### Task brief
Only a number is wanted here: the count of lines in the entries below that contain the word "verified".

### Data to use
-- -- --

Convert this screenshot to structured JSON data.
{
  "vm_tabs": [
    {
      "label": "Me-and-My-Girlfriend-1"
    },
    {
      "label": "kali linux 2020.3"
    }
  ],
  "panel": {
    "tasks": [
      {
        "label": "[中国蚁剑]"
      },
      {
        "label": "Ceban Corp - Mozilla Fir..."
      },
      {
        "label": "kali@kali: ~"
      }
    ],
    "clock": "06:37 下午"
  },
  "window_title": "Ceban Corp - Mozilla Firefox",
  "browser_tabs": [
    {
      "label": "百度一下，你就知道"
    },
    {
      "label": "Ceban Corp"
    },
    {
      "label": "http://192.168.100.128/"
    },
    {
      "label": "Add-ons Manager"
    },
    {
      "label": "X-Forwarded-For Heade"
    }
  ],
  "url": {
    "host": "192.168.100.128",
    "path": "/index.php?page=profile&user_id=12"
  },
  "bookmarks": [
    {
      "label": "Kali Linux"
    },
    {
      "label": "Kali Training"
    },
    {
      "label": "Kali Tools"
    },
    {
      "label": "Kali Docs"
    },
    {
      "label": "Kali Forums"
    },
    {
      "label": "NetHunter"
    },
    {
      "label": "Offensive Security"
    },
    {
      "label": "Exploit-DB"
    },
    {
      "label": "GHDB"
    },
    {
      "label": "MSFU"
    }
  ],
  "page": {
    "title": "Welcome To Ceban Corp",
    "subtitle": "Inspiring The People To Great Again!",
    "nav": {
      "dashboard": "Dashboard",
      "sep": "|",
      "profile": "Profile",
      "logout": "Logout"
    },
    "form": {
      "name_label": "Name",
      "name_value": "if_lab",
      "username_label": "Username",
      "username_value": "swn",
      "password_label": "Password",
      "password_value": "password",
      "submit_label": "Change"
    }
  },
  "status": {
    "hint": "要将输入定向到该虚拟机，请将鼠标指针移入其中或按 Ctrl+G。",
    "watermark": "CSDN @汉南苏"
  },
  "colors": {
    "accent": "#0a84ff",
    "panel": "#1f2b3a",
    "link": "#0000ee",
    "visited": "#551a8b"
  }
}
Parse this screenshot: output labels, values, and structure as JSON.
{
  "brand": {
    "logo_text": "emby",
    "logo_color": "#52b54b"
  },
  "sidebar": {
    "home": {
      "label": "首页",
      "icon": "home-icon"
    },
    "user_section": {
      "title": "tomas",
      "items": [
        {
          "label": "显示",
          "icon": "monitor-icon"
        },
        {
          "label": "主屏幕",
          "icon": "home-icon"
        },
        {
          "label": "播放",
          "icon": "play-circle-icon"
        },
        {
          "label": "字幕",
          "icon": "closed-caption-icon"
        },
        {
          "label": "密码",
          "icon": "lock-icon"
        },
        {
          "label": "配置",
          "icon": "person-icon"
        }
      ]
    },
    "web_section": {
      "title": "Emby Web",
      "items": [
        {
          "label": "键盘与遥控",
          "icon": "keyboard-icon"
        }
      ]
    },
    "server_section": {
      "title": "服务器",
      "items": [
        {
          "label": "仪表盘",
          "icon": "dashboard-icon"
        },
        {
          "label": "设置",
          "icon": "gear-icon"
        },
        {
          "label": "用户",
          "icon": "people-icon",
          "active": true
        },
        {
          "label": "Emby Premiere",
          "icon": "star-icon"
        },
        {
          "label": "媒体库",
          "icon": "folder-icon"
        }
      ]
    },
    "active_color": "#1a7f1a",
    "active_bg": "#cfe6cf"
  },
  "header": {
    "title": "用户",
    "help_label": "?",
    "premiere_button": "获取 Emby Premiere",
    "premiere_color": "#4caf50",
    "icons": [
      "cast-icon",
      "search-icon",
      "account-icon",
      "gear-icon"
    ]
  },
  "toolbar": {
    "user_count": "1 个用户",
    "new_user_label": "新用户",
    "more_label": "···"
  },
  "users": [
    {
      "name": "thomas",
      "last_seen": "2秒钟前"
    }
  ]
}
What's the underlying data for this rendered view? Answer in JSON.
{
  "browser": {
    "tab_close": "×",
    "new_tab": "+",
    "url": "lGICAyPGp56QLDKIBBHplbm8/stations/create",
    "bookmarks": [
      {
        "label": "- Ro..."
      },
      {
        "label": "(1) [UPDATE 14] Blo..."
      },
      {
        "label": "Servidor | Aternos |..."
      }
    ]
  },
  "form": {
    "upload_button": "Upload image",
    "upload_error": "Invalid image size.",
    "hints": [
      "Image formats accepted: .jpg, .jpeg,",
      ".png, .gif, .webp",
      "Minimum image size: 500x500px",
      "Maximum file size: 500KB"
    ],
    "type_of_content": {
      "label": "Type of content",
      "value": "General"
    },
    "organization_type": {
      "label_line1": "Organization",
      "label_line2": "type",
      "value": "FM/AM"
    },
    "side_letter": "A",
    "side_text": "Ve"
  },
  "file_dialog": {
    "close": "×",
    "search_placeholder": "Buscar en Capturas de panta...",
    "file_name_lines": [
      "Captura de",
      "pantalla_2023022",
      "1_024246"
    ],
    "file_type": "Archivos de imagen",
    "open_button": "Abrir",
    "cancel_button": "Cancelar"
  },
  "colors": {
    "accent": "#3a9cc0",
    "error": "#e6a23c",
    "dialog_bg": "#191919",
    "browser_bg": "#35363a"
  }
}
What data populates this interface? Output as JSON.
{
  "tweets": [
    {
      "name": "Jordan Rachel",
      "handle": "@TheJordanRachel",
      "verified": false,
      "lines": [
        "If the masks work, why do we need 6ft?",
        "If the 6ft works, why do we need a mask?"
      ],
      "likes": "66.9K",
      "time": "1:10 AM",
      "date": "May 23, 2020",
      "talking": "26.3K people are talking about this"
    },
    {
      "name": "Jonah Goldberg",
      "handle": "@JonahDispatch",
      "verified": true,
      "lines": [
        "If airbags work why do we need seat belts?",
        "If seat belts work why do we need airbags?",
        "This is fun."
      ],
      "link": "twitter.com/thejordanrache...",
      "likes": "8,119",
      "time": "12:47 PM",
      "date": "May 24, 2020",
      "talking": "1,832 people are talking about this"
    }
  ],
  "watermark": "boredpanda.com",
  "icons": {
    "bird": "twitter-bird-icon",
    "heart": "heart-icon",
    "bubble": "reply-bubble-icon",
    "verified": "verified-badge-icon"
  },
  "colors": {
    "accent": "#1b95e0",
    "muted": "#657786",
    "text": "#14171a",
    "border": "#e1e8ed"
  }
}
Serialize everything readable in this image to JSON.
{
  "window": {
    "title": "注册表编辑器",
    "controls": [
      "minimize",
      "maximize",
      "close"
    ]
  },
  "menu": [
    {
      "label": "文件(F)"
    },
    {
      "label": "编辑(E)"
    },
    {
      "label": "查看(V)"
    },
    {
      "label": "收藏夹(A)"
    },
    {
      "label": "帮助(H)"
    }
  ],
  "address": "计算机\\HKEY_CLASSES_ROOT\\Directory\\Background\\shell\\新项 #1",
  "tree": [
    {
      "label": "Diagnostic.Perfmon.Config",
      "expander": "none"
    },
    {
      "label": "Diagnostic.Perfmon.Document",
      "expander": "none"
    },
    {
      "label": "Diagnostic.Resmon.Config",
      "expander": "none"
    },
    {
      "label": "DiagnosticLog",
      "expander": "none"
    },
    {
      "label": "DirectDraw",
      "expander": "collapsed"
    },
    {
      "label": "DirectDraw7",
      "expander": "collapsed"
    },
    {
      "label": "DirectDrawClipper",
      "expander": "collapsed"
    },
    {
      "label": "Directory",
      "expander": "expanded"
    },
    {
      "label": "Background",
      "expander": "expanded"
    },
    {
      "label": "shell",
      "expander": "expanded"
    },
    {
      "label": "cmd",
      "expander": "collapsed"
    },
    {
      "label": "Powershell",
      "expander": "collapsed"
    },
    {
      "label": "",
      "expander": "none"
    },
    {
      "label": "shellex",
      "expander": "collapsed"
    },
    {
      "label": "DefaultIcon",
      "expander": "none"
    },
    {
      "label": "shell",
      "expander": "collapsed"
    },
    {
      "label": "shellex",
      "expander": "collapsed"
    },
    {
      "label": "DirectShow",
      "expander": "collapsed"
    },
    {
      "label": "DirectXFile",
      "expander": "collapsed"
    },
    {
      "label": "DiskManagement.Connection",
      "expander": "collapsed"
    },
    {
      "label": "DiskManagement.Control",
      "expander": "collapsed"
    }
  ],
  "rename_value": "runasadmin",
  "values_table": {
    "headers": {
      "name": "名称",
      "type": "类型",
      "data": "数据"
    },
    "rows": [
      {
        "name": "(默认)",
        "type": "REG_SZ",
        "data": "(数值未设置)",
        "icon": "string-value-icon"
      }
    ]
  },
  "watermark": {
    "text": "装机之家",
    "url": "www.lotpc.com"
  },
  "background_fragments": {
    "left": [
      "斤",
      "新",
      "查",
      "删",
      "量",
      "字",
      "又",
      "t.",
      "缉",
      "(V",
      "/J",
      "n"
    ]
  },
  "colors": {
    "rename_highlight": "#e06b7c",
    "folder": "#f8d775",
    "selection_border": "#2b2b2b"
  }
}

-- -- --

### Task output
3